  29. 29.
    Laurent M, Scheer P, Dejou J, Laborde G (2008) Clinical evaluation of the marginal fit of cast crowns-validation of the silicone replica method. J Oral Rehabil 35:116–122.  https://doi.org/10.1111/j.1365-2842.2003.01203.x CrossRefPubMedGoogle Scholar
  30. 30.
    Rahmé HY, Tehini GE, Adib SM, Ardo AS, Rifai KT (2008) In vitro evaluation of the "replica technique" in the measurement of the fit of Procera crowns. J Contemp Dent Pract 9:25–32PubMedGoogle Scholar
  31. 31.
    Boening KW, Wolf BH, Schmidt AE, Kastner K, Walter MH (2000) Clinical fit of Procera AllCeram crowns. J Prosthet Dent 84:419–424.  https://doi.org/10.1067/mpr.2000.109125 CrossRefPubMedGoogle Scholar
  32. 32.
    Syrek A et al (2010) Clinical evaluation of all-ceramic crowns fabricated from intraoral digital impressions based on the principle of active wavefront sampling. J Dent 38:553–559.  https://doi.org/10.1016/j.jdent.2010.03.015 CrossRefPubMedGoogle Scholar
  33. 33.
    Kim KB, Kim JH, Kim WC, Kim HY, Kim JH (2013) Evaluation of the marginal and internal gap of metal-ceramic crown fabricated with a selective laser sintering technology: two- and three-dimensional replica techniques.
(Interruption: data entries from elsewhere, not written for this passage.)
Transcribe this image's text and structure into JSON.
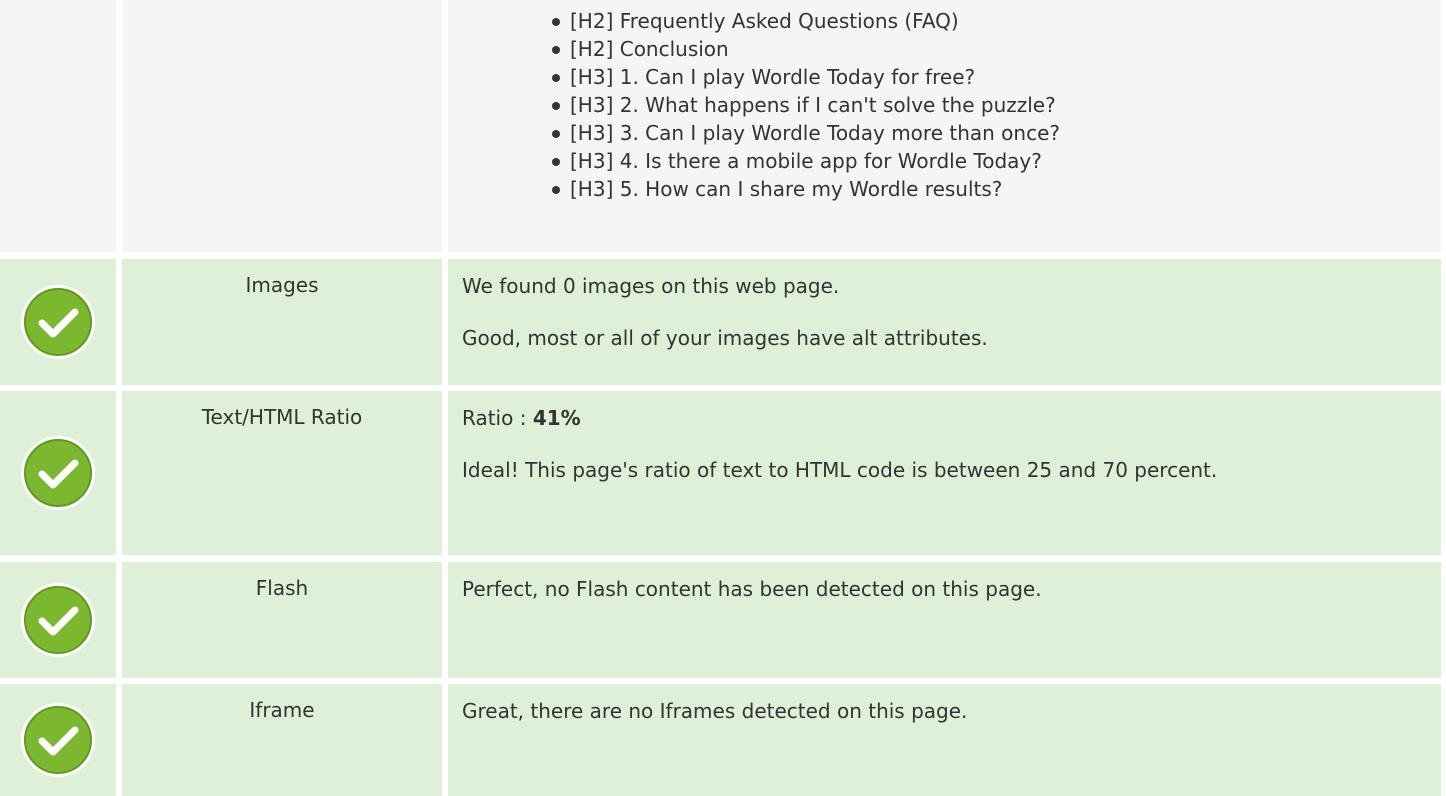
{
  "headings_row": {
    "items": [
      "[H2] Frequently Asked Questions (FAQ)",
      "[H2] Conclusion",
      "[H3] 1. Can I play Wordle Today for free?",
      "[H3] 2. What happens if I can't solve the puzzle?",
      "[H3] 3. Can I play Wordle Today more than once?",
      "[H3] 4. Is there a mobile app for Wordle Today?",
      "[H3] 5. How can I share my Wordle results?"
    ]
  },
  "images": {
    "label": "Images",
    "line1": "We found 0 images on this web page.",
    "line2": "Good, most or all of your images have alt attributes.",
    "status_icon": "check-circle-icon"
  },
  "ratio": {
    "label": "Text/HTML Ratio",
    "prefix": "Ratio : ",
    "value": "41%",
    "line2": "Ideal! This page's ratio of text to HTML code is between 25 and 70 percent.",
    "status_icon": "check-circle-icon"
  },
  "flash": {
    "label": "Flash",
    "line1": "Perfect, no Flash content has been detected on this page.",
    "status_icon": "check-circle-icon"
  },
  "iframe": {
    "label": "Iframe",
    "line1": "Great, there are no Iframes detected on this page.",
    "status_icon": "check-circle-icon"
  },
  "colors": {
    "pass_background": "#dff0d8",
    "neutral_background": "#f5f5f5",
    "check_green": "#7cb82f"
  }
}
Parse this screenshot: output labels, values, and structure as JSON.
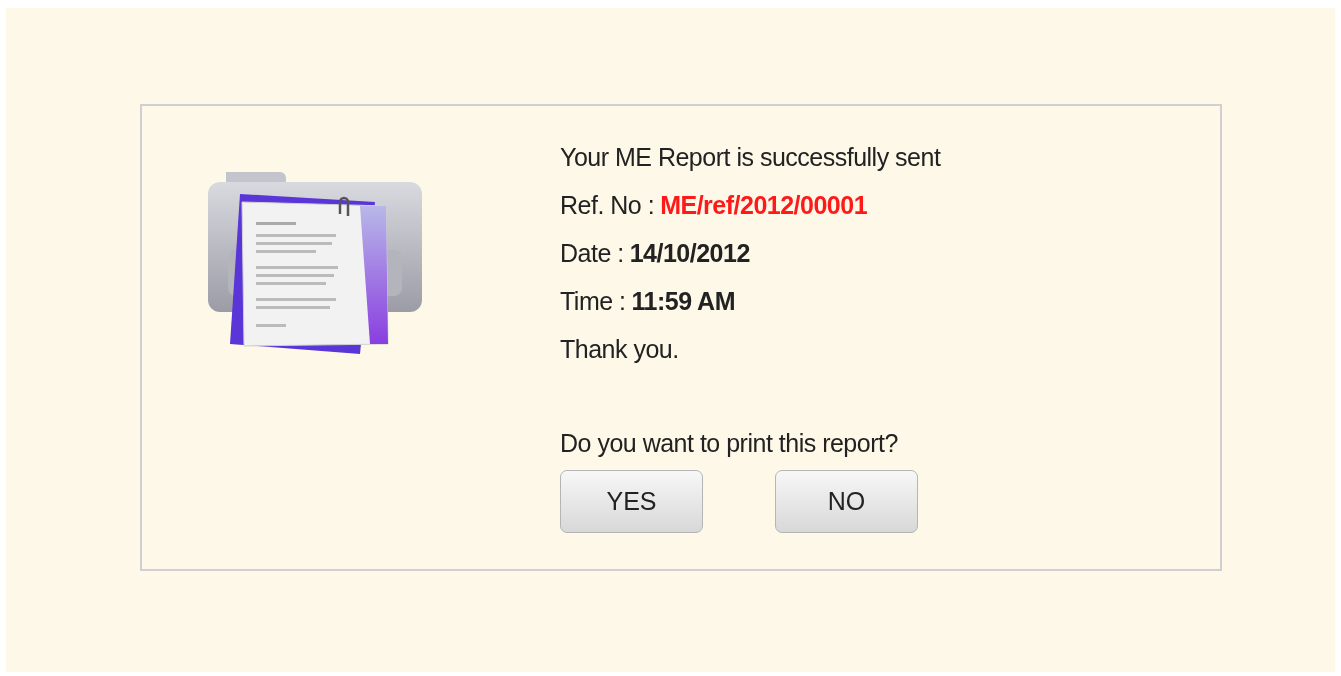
{
  "message": "Your ME Report is successfully sent",
  "details": [
    {
      "label": "Ref. No :",
      "value": "ME/ref/2012/00001",
      "kind": "highlight"
    },
    {
      "label": "Date :",
      "value": "14/10/2012",
      "kind": "plain"
    },
    {
      "label": "Time :",
      "value": "11:59 AM",
      "kind": "plain"
    }
  ],
  "closing": "Thank you.",
  "question": "Do you want to print this report?",
  "buttons": [
    "YES",
    "NO"
  ]
}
J Adv Prosthodont 5:179–186.  https://doi.org/10.4047/jap.2013.5.2.179 CrossRefPubMedPubMedCentralGoogle Scholar
  34. 34.
    Wöstmann B, Blosser T, Gouentenoudis M, Balkenhol M, Ferger P (2005) Influence of margin design on the fit of high-precious alloy restorations in patients. J Dent 33:611–618.  https://doi.org/10.1016/j.jdent.2005.01.002 CrossRefPubMedGoogle Scholar
  35. 35.
    Kühmstedt P and Hintersehr J (2008) Optische 3D-Messtechnik im Dentalbereich digital_dental news 9:40–45Google Scholar
  36. 36.
    Hollenbeck K, Attin T and Van der Poel M (2012) Dental lab 3D scanners - how they work and what works best. 3Shape technology research, Copenhagen. http://www.3shapedental.com/restoration/education-video/cases/white-papers/dental-lab-3d-scanners/. Accessed Acces date 2015

Copyright information

© Springer-Verlag GmbH Germany, part of Springer Nature 2018

Authors and Affiliations

  1. 1.Department of ProthodonticsJustus-Liebig-UniversityGiessenGermany

Personalised recommendations